The St James's area has been associated with the brewing trade since the 17th Century. Many breweries were established in Dublin up to the mid-17th century - to compete with the burgeoning London beer trade. These included a brewery established by Alderman Giles Mee around 1670. Giles Mee, was given a lease to the water rights at St James's Gate (called "The Pipes") by Dublin Corporation. These rights passed to his son-in-law, Sir Mark Rainsford, a city alderman who was Mayor of Dublin between 1700 and 1701. Rainsford leveraged these water rights and established a new brewery. He is credited as being the founder of the St. James's Gate brewery. Rainsford produced his own ale on the site as 'Rainsford's Beer and Ale'. However, there were many other brewers in and around St. James's Gate, and Rainsford's enterprise was not significantly different from the others. (Beer and ale were commodity products at the time as they were more commonly consumed than water - which contained contaminants that were removed in brewing.) Sir Mark Rainsford died in 1709, and the lease passed to his son - also Mark Rainsford Esq. In 1715, the Rainsfords put the premises up for lease and it was taken by Captain Paul Espinasse, who became a celebrated beer producer in the area. Espinasse however died in a fall from his horse near the Black Bull Inn at Drogheda in 1750.

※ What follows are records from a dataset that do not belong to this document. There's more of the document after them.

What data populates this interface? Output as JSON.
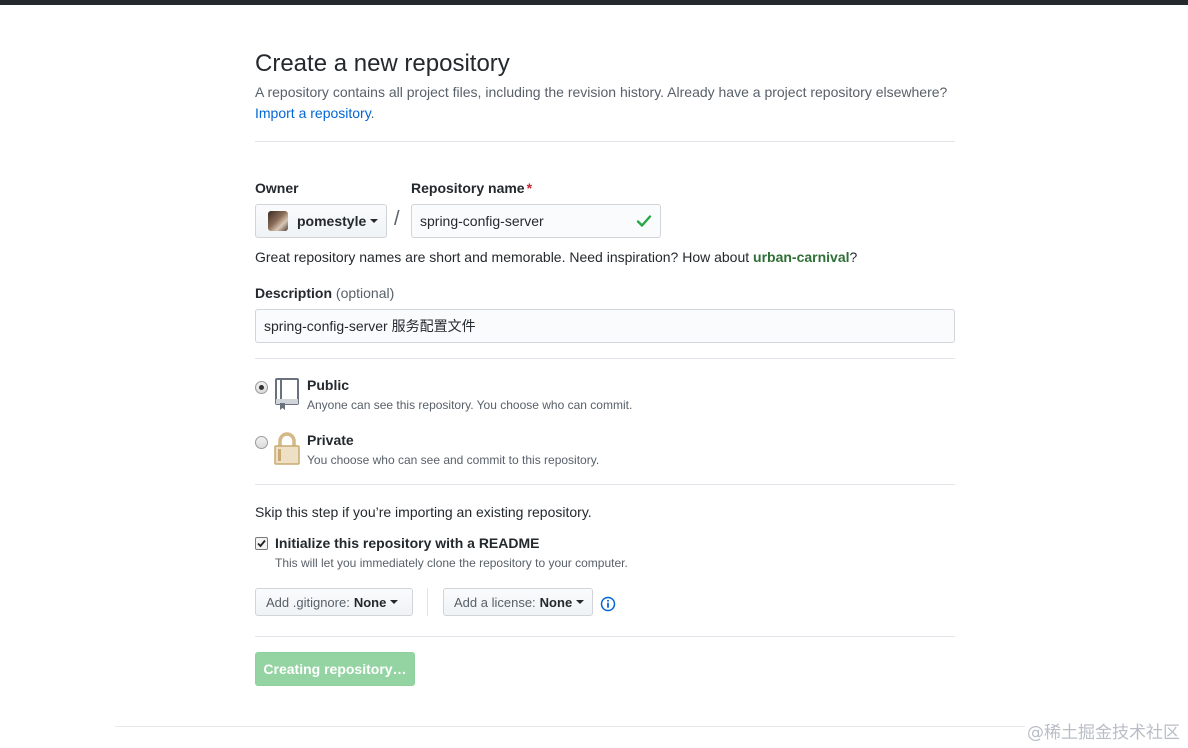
{
  "header": {
    "title": "Create a new repository",
    "description": "A repository contains all project files, including the revision history. Already have a project repository elsewhere?",
    "import_link": "Import a repository",
    "import_period": "."
  },
  "owner": {
    "label": "Owner",
    "value": "pomestyle"
  },
  "repo_name": {
    "label": "Repository name",
    "required_mark": "*",
    "value": "spring-config-server",
    "valid": true
  },
  "hint": {
    "text": "Great repository names are short and memorable. Need inspiration? How about ",
    "suggestion": "urban-carnival",
    "end": "?"
  },
  "description_field": {
    "label": "Description",
    "optional": "(optional)",
    "value": "spring-config-server 服务配置文件"
  },
  "visibility": {
    "selected": "public",
    "public": {
      "title": "Public",
      "note": "Anyone can see this repository. You choose who can commit."
    },
    "private": {
      "title": "Private",
      "note": "You choose who can see and commit to this repository."
    }
  },
  "init": {
    "skip_text": "Skip this step if you’re importing an existing repository.",
    "readme_label": "Initialize this repository with a README",
    "readme_note": "This will let you immediately clone the repository to your computer.",
    "readme_checked": true
  },
  "selects": {
    "gitignore_label": "Add .gitignore:",
    "gitignore_value": "None",
    "license_label": "Add a license:",
    "license_value": "None"
  },
  "submit": {
    "label": "Creating repository…"
  },
  "watermark": "@稀土掘金技术社区",
  "colors": {
    "link": "#0366d6",
    "success": "#28a745",
    "button_disabled": "#94d3a2",
    "required": "#cb2431"
  },
  "icons": {
    "valid": "check-icon",
    "public": "repo-book-icon",
    "private": "lock-icon",
    "info": "info-icon"
  }
}
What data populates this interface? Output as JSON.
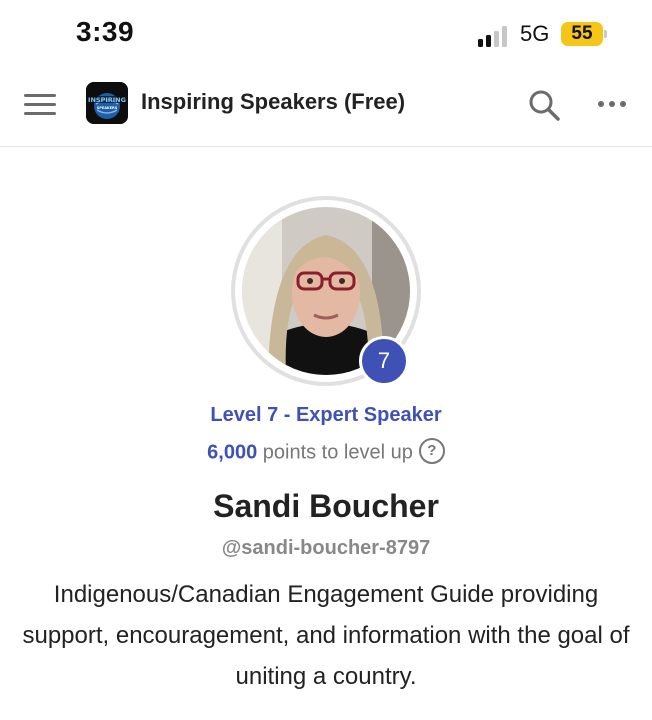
{
  "status_bar": {
    "time": "3:39",
    "network": "5G",
    "battery": "55",
    "battery_color": "#f5c518"
  },
  "app_bar": {
    "title": "Inspiring Speakers (Free)",
    "logo_text": "INSPIRING",
    "logo_subtext": "SPEAKERS",
    "icons": [
      "menu-icon",
      "search-icon",
      "more-icon"
    ]
  },
  "profile": {
    "level_number": "7",
    "level_label": "Level 7 - Expert Speaker",
    "points_value": "6,000",
    "points_suffix": " points to level up",
    "help_glyph": "?",
    "name": "Sandi Boucher",
    "handle": "@sandi-boucher-8797",
    "bio": "Indigenous/Canadian Engagement Guide providing support, encouragement, and information with the goal of uniting a country.",
    "accent_color": "#3f51b5"
  }
}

For ten years the brewery site was on the market, and nobody showed much interest in it. However, by 1759 the lease was in the hands of a third Mark Rainsford, the grandson of Sir Mark Rainsford. Arthur Guinness was interested in the premises, and on 31 December 1759 the lease was signed over to Guinness for 9,000 years at £45 per year. By that time, the area was already home to several similar small breweries due to its good supply of water. The site has been the location of the Guinness brewery ever since. Guinness has expanded well beyond the original 4-acre lot, and has consequently bought out the property, rendering the 9,000-year lease from 1759 redundant.
- Irish Society of the Friends of St.James
- Adrian MacLoughlin, Historic Dublin, 1979, p.166
- "Guinness Storehouse FAQ". Guinness-Storehouse.com. Retrieved 18 March 2012.
Q:I s the 9,000 year lease still valid? A: The 9,000 year lease signed in 1759 was for a 4 acre brewery site. Today, the brewery covers over 50 acres, which grew up over the past 200 years around the original 4 acre site. The 1759 lease is no longer valid as the Company purchased the lands outright many years ago.